╭─ EXERCISE INPUTS

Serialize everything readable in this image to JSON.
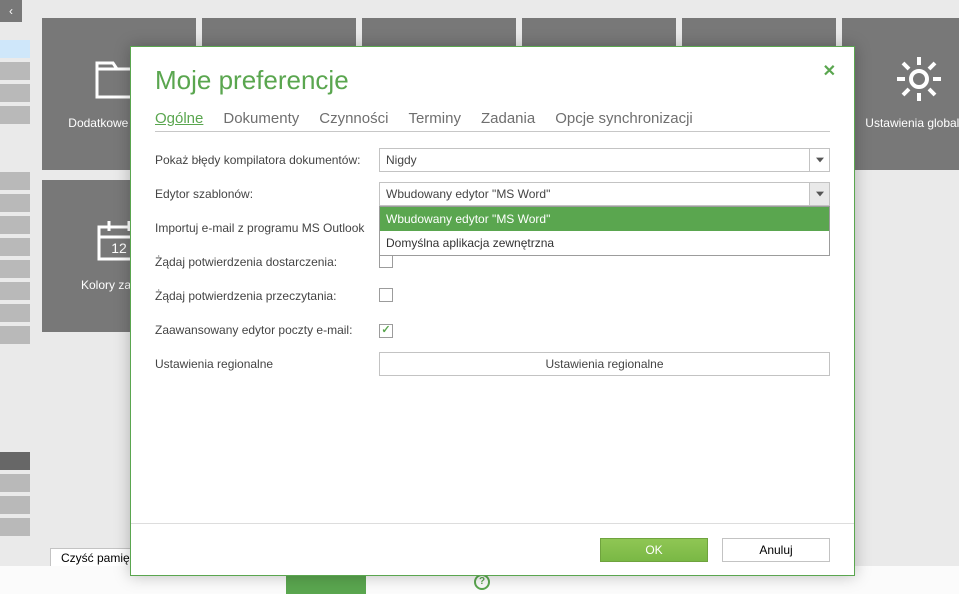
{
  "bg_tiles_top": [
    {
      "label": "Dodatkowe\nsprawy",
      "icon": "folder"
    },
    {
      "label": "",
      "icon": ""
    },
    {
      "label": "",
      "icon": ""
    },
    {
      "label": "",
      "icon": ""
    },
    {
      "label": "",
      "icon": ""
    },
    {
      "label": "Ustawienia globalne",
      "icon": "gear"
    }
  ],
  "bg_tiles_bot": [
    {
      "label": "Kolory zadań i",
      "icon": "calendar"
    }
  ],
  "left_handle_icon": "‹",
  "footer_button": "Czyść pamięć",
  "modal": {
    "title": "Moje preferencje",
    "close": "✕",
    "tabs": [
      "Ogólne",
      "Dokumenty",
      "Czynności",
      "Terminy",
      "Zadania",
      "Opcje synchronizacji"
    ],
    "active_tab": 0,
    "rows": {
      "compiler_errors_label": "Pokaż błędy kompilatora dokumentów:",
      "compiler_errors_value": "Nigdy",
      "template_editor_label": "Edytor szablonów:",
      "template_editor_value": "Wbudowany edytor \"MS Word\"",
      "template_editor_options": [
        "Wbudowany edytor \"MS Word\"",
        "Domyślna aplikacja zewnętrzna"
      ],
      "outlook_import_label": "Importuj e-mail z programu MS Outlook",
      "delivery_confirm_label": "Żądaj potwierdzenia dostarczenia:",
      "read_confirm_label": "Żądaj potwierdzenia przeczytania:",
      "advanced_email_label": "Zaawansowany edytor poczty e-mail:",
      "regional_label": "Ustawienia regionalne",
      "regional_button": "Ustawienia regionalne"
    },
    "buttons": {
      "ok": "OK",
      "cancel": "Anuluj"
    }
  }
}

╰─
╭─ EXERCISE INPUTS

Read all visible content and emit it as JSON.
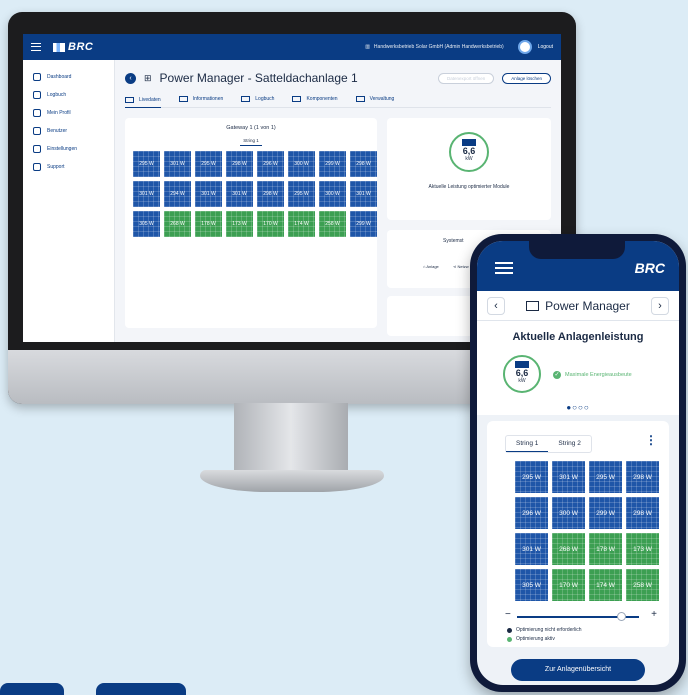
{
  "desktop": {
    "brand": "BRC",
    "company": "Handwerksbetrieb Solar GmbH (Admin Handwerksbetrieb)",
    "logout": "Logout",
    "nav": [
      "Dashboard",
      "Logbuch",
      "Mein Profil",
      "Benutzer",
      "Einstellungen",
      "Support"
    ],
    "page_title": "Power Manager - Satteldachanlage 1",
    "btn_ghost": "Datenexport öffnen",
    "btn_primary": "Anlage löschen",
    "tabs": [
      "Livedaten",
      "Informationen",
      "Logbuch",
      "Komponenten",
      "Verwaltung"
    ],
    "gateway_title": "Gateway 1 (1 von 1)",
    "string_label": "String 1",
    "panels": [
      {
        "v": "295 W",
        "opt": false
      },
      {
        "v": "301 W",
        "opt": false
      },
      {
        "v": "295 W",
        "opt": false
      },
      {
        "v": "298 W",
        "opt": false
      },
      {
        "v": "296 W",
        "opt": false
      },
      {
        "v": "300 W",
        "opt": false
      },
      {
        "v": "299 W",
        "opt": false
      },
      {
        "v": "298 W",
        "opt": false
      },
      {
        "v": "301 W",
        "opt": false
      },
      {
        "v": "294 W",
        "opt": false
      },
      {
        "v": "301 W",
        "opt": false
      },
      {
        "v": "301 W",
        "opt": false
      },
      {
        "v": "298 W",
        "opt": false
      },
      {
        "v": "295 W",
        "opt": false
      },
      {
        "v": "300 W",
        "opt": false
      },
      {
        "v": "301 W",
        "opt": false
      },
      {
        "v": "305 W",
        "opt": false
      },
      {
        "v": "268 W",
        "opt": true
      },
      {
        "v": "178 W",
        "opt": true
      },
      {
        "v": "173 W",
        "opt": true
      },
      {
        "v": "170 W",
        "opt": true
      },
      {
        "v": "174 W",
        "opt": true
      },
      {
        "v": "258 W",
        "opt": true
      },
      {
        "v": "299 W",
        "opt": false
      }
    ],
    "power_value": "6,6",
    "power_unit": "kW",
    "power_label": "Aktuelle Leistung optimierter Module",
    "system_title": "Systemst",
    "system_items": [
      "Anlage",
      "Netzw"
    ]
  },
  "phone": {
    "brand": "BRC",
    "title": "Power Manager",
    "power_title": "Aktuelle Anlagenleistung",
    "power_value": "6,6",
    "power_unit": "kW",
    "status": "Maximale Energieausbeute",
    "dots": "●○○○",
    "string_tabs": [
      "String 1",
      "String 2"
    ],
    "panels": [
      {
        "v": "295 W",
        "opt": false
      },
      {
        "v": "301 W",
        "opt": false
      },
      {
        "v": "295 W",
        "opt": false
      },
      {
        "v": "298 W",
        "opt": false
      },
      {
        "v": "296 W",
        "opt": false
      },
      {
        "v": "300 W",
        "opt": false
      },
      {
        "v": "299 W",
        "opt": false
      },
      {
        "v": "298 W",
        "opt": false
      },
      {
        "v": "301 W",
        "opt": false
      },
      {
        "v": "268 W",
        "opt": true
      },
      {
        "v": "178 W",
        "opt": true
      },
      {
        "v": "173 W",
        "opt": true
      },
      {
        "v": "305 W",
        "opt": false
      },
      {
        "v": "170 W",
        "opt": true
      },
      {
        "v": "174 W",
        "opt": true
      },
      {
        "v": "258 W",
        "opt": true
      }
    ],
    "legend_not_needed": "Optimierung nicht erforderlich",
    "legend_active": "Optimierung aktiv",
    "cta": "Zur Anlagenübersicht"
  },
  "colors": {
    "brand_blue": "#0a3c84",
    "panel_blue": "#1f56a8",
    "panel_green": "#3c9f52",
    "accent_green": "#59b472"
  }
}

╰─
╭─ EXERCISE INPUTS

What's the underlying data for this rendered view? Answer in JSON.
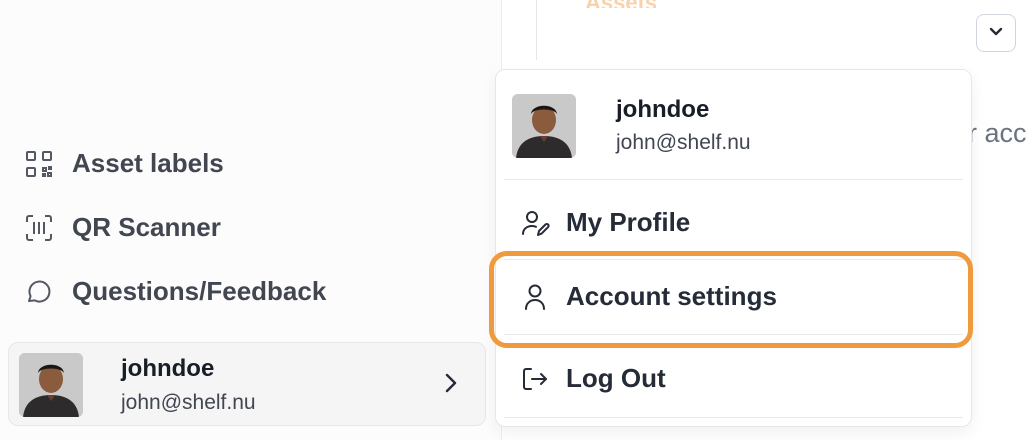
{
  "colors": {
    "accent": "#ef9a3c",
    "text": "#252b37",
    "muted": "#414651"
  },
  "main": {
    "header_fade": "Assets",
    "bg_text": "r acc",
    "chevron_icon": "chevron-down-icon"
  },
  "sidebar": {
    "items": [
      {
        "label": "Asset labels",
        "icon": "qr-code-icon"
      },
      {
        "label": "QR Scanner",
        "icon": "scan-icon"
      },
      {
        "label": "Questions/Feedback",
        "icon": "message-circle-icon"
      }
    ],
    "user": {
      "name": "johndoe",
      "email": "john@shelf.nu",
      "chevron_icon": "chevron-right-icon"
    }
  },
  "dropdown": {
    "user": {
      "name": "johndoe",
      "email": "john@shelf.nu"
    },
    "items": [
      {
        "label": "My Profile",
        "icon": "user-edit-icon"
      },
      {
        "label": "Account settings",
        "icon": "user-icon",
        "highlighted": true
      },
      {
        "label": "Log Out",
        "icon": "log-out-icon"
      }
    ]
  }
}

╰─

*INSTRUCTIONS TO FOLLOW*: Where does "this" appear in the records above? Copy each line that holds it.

*RESPONSE AREA*:
Serialize everything readable in this image to JSON.
What's the underlying data for this rendered view? Answer in JSON.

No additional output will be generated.